Monty Python's Spamalot

Date 25th October 2023
Society Battle Amateur Theatrical Society
Venue Battle Memorial Hall
Type of Production Musical
Director Tara Buchanan
Musical Director Alex Hohenkerk
Choreographer Naomi Wareham
Written By Idle and Du Prez


Author: Anne Lawson

‘Always look on the bright side of life’  - what a wonderful message that gave and I wonder how many of the wowed audience on Wednesday woke up the next morning singing it – I know I did! It may be irreverent and perhaps raises some eyebrows in today’s climate, but this is amazingly funny and is described as a ‘new musical lovingly ripped off from the motion picture Monty Python and the Holy Grail’ from book and lyrics of  Eric Idle and John Du Prez, and was performed true to the script with fantastic results.   

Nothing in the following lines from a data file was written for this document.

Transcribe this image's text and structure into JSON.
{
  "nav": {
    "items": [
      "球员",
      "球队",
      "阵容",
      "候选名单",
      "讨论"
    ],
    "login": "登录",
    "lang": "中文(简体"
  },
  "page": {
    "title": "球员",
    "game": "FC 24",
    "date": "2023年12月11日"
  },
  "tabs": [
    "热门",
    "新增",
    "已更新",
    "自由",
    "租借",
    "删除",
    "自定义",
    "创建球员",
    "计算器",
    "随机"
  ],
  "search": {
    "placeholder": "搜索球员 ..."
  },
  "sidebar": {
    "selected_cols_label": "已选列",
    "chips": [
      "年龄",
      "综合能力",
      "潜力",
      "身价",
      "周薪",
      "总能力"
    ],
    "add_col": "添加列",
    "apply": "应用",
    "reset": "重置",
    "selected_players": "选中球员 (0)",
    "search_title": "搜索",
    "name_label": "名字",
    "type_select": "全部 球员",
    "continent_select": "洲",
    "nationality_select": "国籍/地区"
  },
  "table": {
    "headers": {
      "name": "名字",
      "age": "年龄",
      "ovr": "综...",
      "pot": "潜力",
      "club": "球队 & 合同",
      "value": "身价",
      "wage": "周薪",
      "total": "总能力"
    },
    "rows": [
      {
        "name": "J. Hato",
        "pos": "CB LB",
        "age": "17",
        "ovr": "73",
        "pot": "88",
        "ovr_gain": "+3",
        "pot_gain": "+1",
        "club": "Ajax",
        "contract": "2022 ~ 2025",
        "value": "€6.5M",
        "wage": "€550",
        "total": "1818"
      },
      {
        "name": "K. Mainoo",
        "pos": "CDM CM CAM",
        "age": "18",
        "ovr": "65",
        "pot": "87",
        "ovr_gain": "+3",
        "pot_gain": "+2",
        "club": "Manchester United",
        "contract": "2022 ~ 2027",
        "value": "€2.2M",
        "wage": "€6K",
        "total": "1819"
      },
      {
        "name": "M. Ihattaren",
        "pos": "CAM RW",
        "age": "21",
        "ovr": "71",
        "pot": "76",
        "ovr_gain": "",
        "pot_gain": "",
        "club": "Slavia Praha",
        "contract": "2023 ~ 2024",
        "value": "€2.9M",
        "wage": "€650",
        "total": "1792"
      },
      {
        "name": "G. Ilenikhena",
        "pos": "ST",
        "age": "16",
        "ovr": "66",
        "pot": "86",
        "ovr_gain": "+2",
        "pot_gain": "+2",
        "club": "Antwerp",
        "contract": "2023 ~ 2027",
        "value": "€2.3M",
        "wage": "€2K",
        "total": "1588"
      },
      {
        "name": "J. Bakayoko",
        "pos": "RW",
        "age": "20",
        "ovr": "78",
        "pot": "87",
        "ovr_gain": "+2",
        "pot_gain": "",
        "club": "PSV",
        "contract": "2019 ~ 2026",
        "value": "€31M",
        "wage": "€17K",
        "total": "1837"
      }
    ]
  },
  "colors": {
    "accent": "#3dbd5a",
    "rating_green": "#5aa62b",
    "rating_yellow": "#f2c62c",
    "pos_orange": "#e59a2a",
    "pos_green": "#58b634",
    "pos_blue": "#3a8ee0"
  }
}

An initial buzz and appreciation carried right through this electric performance with perfected comedy timing, great character casting, set design and construction A1 – sound enhanced by the good quality system now acquired, live orchestra headed by experienced Alex, strong vocals, words loud and clear, well-choreographed dance routines from Naomi rehearsed to a high standard, athletic, modern, tap, national. Costumes too first class headed by Libby Grainger joined by the experienced Sophie Ringrose, Debbie Veitch and other sources all enabling a well-dressed cast. The opening Finnish routine was a colourful spectacle albeit the wrong country! Hysterical – just one of many during the performance  - my face hurt. Rehearsals must have been great fun too.

For Tara’s design the set was adapted from the beautiful replica of Battle Abbey with twin towers and battlements for various conversations or vocals good exit and entry through the central gate effective too and the addition of a light curtain that could be drawn across by cast members as required. Comic added features were also created by Craig Gibbon and Paul Fuggle -  an overlarge killer mobile rabbit, a mountain range, a giant tin of Spam, a fine lettered collection of knightly Camelot shields to name a few. Equally well gathered were the many props including Patsy’s wonderful backpack with a strategic bog roll! Atmospheric lighting with a well-planned design was operated  by James Dean.

An extra professional feature was the introduction on screen of animation and video to introduce the cast, taking the quest from country to country in appropriate costume including Aussie surfing and enchanted snake rising from it’s basket with David Fricker using his expertise plus performing his lovable coconut clip clopping King’s aide character Patsy, his first admirable appearance with the group.

Gareth Brighton an actor and singer so versatile in his character roles was our hero throughout and together with his motley crew of Knights set out on his quest to seek and find the Holy Grail whilst we had interruptions by plagues, bodies alive and dead, fierce combat, farting Frenchmen, lovely dancing girls, monks, dubious guards, Head of the Knight of Ni and the added attraction of The Lady of the Lake, performed by another newcomer extremely talented Helen Ward-Jackson, splendidly costumed offering her huge vocal range with wonderful comedy thrown in and who of course as in all magical legends marries our hero. The production was a romp to beat all romps with quick interaction, agility, colour, humour and strong vocals. This was the first time I had experienced horsemanship on stage but maybe this type of riding should be added as a new event at Hickstead? Kind Arthur and his Knights I am sure would have a fair winning chance.

I cannot praise the company enough for their individual contributions to this musical and with the attention to detail from Director Tara the cast produced a first-rate show.